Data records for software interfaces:
==============================
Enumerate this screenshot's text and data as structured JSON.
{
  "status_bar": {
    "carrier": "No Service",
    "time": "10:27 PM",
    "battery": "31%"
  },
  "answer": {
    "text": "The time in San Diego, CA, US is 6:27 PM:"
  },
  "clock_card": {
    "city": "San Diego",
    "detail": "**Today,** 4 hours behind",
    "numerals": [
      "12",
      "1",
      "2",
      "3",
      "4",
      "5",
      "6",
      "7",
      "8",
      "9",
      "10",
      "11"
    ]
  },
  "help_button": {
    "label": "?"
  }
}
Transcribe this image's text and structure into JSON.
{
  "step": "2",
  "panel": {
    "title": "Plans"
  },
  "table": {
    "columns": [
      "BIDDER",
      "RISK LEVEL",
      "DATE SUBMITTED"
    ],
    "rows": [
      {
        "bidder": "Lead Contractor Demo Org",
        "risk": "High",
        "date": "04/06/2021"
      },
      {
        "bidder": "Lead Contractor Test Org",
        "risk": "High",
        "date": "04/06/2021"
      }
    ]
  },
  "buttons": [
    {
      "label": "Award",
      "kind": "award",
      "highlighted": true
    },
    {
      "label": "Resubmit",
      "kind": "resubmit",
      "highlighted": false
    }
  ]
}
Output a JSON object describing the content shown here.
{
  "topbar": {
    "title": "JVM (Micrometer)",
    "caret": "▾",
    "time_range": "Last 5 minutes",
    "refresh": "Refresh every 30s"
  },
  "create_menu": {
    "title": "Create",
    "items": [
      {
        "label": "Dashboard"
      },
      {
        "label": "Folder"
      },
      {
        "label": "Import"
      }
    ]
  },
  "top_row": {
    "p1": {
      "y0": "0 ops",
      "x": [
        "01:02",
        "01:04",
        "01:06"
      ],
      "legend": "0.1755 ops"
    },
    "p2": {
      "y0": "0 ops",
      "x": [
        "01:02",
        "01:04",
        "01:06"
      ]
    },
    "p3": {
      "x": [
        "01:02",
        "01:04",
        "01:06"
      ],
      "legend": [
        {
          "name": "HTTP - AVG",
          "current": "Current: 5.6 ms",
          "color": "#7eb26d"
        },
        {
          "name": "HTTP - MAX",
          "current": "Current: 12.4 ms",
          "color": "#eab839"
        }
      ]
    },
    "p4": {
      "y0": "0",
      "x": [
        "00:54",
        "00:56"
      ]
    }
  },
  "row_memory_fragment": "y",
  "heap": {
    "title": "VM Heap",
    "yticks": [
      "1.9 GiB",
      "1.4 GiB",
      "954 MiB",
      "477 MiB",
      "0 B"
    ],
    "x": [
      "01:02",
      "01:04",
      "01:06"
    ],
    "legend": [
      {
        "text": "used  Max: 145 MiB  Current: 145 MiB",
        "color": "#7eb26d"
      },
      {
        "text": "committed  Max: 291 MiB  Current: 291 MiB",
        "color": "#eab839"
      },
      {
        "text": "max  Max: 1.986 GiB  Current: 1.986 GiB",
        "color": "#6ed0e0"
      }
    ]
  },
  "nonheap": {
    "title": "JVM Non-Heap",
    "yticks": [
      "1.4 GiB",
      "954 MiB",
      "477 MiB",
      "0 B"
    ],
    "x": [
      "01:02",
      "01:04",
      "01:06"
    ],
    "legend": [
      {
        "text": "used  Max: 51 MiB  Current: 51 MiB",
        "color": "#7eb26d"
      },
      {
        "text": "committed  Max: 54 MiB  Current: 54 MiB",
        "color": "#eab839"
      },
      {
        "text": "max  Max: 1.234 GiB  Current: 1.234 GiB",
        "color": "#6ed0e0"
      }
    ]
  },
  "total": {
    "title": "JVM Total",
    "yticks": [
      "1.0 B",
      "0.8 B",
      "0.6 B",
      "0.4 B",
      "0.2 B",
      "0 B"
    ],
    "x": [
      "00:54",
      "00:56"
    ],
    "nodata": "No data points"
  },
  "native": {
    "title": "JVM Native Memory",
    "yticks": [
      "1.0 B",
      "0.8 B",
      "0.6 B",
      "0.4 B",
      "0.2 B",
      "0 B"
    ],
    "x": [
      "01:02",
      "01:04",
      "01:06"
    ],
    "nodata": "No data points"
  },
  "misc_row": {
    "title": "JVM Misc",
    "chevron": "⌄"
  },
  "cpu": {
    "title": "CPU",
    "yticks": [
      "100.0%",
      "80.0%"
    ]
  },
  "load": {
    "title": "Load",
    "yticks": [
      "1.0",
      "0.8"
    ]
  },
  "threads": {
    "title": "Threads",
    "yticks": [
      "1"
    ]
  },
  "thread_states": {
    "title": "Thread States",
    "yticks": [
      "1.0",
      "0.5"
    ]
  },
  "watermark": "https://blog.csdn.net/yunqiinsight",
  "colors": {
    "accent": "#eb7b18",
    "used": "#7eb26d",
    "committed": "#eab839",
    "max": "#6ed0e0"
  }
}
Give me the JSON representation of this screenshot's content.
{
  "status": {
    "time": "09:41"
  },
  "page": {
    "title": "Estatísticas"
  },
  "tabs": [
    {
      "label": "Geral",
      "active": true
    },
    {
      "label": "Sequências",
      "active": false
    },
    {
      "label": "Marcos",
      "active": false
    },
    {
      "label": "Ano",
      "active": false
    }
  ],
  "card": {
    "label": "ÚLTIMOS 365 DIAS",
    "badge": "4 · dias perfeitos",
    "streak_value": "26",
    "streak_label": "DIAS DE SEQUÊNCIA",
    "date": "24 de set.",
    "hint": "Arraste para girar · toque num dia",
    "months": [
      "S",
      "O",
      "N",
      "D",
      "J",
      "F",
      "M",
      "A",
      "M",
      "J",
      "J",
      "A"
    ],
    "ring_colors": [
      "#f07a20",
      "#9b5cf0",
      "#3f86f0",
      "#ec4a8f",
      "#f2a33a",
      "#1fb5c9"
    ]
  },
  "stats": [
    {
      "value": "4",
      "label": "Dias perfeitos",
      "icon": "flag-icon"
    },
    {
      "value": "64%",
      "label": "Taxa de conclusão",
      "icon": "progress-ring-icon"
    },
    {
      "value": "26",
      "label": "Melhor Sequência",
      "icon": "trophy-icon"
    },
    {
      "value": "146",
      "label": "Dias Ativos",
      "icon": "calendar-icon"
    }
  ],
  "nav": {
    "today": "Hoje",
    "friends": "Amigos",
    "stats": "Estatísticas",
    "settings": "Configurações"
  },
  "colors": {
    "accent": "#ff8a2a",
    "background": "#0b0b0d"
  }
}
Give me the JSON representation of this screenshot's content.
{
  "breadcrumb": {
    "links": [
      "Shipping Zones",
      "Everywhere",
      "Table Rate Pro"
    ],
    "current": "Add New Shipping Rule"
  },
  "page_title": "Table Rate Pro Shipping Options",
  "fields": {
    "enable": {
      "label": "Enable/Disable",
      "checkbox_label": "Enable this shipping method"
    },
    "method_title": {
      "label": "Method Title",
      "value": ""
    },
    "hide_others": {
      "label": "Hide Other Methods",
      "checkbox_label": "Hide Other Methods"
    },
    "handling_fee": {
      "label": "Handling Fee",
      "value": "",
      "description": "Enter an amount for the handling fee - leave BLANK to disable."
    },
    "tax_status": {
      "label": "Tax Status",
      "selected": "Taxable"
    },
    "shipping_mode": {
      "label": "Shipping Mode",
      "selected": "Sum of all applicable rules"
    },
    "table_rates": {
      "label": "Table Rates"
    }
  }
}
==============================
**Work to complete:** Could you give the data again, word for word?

**Answer space:**
Enumerate this screenshot's text and data as structured JSON.
{
  "status_bar": {
    "carrier": "No Service",
    "time": "10:27 PM",
    "battery": "31%"
  },
  "answer": {
    "text": "The time in San Diego, CA, US is 6:27 PM:"
  },
  "clock_card": {
    "city": "San Diego",
    "detail": "**Today,** 4 hours behind",
    "numerals": [
      "12",
      "1",
      "2",
      "3",
      "4",
      "5",
      "6",
      "7",
      "8",
      "9",
      "10",
      "11"
    ]
  },
  "help_button": {
    "label": "?"
  }
}
Transcribe this image's text and structure into JSON.
{
  "step": "2",
  "panel": {
    "title": "Plans"
  },
  "table": {
    "columns": [
      "BIDDER",
      "RISK LEVEL",
      "DATE SUBMITTED"
    ],
    "rows": [
      {
        "bidder": "Lead Contractor Demo Org",
        "risk": "High",
        "date": "04/06/2021"
      },
      {
        "bidder": "Lead Contractor Test Org",
        "risk": "High",
        "date": "04/06/2021"
      }
    ]
  },
  "buttons": [
    {
      "label": "Award",
      "kind": "award",
      "highlighted": true
    },
    {
      "label": "Resubmit",
      "kind": "resubmit",
      "highlighted": false
    }
  ]
}
Output a JSON object describing the content shown here.
{
  "topbar": {
    "title": "JVM (Micrometer)",
    "caret": "▾",
    "time_range": "Last 5 minutes",
    "refresh": "Refresh every 30s"
  },
  "create_menu": {
    "title": "Create",
    "items": [
      {
        "label": "Dashboard"
      },
      {
        "label": "Folder"
      },
      {
        "label": "Import"
      }
    ]
  },
  "top_row": {
    "p1": {
      "y0": "0 ops",
      "x": [
        "01:02",
        "01:04",
        "01:06"
      ],
      "legend": "0.1755 ops"
    },
    "p2": {
      "y0": "0 ops",
      "x": [
        "01:02",
        "01:04",
        "01:06"
      ]
    },
    "p3": {
      "x": [
        "01:02",
        "01:04",
        "01:06"
      ],
      "legend": [
        {
          "name": "HTTP - AVG",
          "current": "Current: 5.6 ms",
          "color": "#7eb26d"
        },
        {
          "name": "HTTP - MAX",
          "current": "Current: 12.4 ms",
          "color": "#eab839"
        }
      ]
    },
    "p4": {
      "y0": "0",
      "x": [
        "00:54",
        "00:56"
      ]
    }
  },
  "row_memory_fragment": "y",
  "heap": {
    "title": "VM Heap",
    "yticks": [
      "1.9 GiB",
      "1.4 GiB",
      "954 MiB",
      "477 MiB",
      "0 B"
    ],
    "x": [
      "01:02",
      "01:04",
      "01:06"
    ],
    "legend": [
      {
        "text": "used  Max: 145 MiB  Current: 145 MiB",
        "color": "#7eb26d"
      },
      {
        "text": "committed  Max: 291 MiB  Current: 291 MiB",
        "color": "#eab839"
      },
      {
        "text": "max  Max: 1.986 GiB  Current: 1.986 GiB",
        "color": "#6ed0e0"
      }
    ]
  },
  "nonheap": {
    "title": "JVM Non-Heap",
    "yticks": [
      "1.4 GiB",
      "954 MiB",
      "477 MiB",
      "0 B"
    ],
    "x": [
      "01:02",
      "01:04",
      "01:06"
    ],
    "legend": [
      {
        "text": "used  Max: 51 MiB  Current: 51 MiB",
        "color": "#7eb26d"
      },
      {
        "text": "committed  Max: 54 MiB  Current: 54 MiB",
        "color": "#eab839"
      },
      {
        "text": "max  Max: 1.234 GiB  Current: 1.234 GiB",
        "color": "#6ed0e0"
      }
    ]
  },
  "total": {
    "title": "JVM Total",
    "yticks": [
      "1.0 B",
      "0.8 B",
      "0.6 B",
      "0.4 B",
      "0.2 B",
      "0 B"
    ],
    "x": [
      "00:54",
      "00:56"
    ],
    "nodata": "No data points"
  },
  "native": {
    "title": "JVM Native Memory",
    "yticks": [
      "1.0 B",
      "0.8 B",
      "0.6 B",
      "0.4 B",
      "0.2 B",
      "0 B"
    ],
    "x": [
      "01:02",
      "01:04",
      "01:06"
    ],
    "nodata": "No data points"
  },
  "misc_row": {
    "title": "JVM Misc",
    "chevron": "⌄"
  },
  "cpu": {
    "title": "CPU",
    "yticks": [
      "100.0%",
      "80.0%"
    ]
  },
  "load": {
    "title": "Load",
    "yticks": [
      "1.0",
      "0.8"
    ]
  },
  "threads": {
    "title": "Threads",
    "yticks": [
      "1"
    ]
  },
  "thread_states": {
    "title": "Thread States",
    "yticks": [
      "1.0",
      "0.5"
    ]
  },
  "watermark": "https://blog.csdn.net/yunqiinsight",
  "colors": {
    "accent": "#eb7b18",
    "used": "#7eb26d",
    "committed": "#eab839",
    "max": "#6ed0e0"
  }
}
Give me the JSON representation of this screenshot's content.
{
  "status": {
    "time": "09:41"
  },
  "page": {
    "title": "Estatísticas"
  },
  "tabs": [
    {
      "label": "Geral",
      "active": true
    },
    {
      "label": "Sequências",
      "active": false
    },
    {
      "label": "Marcos",
      "active": false
    },
    {
      "label": "Ano",
      "active": false
    }
  ],
  "card": {
    "label": "ÚLTIMOS 365 DIAS",
    "badge": "4 · dias perfeitos",
    "streak_value": "26",
    "streak_label": "DIAS DE SEQUÊNCIA",
    "date": "24 de set.",
    "hint": "Arraste para girar · toque num dia",
    "months": [
      "S",
      "O",
      "N",
      "D",
      "J",
      "F",
      "M",
      "A",
      "M",
      "J",
      "J",
      "A"
    ],
    "ring_colors": [
      "#f07a20",
      "#9b5cf0",
      "#3f86f0",
      "#ec4a8f",
      "#f2a33a",
      "#1fb5c9"
    ]
  },
  "stats": [
    {
      "value": "4",
      "label": "Dias perfeitos",
      "icon": "flag-icon"
    },
    {
      "value": "64%",
      "label": "Taxa de conclusão",
      "icon": "progress-ring-icon"
    },
    {
      "value": "26",
      "label": "Melhor Sequência",
      "icon": "trophy-icon"
    },
    {
      "value": "146",
      "label": "Dias Ativos",
      "icon": "calendar-icon"
    }
  ],
  "nav": {
    "today": "Hoje",
    "friends": "Amigos",
    "stats": "Estatísticas",
    "settings": "Configurações"
  },
  "colors": {
    "accent": "#ff8a2a",
    "background": "#0b0b0d"
  }
}
Give me the JSON representation of this screenshot's content.
{
  "breadcrumb": {
    "links": [
      "Shipping Zones",
      "Everywhere",
      "Table Rate Pro"
    ],
    "current": "Add New Shipping Rule"
  },
  "page_title": "Table Rate Pro Shipping Options",
  "fields": {
    "enable": {
      "label": "Enable/Disable",
      "checkbox_label": "Enable this shipping method"
    },
    "method_title": {
      "label": "Method Title",
      "value": ""
    },
    "hide_others": {
      "label": "Hide Other Methods",
      "checkbox_label": "Hide Other Methods"
    },
    "handling_fee": {
      "label": "Handling Fee",
      "value": "",
      "description": "Enter an amount for the handling fee - leave BLANK to disable."
    },
    "tax_status": {
      "label": "Tax Status",
      "selected": "Taxable"
    },
    "shipping_mode": {
      "label": "Shipping Mode",
      "selected": "Sum of all applicable rules"
    },
    "table_rates": {
      "label": "Table Rates"
    }
  }
}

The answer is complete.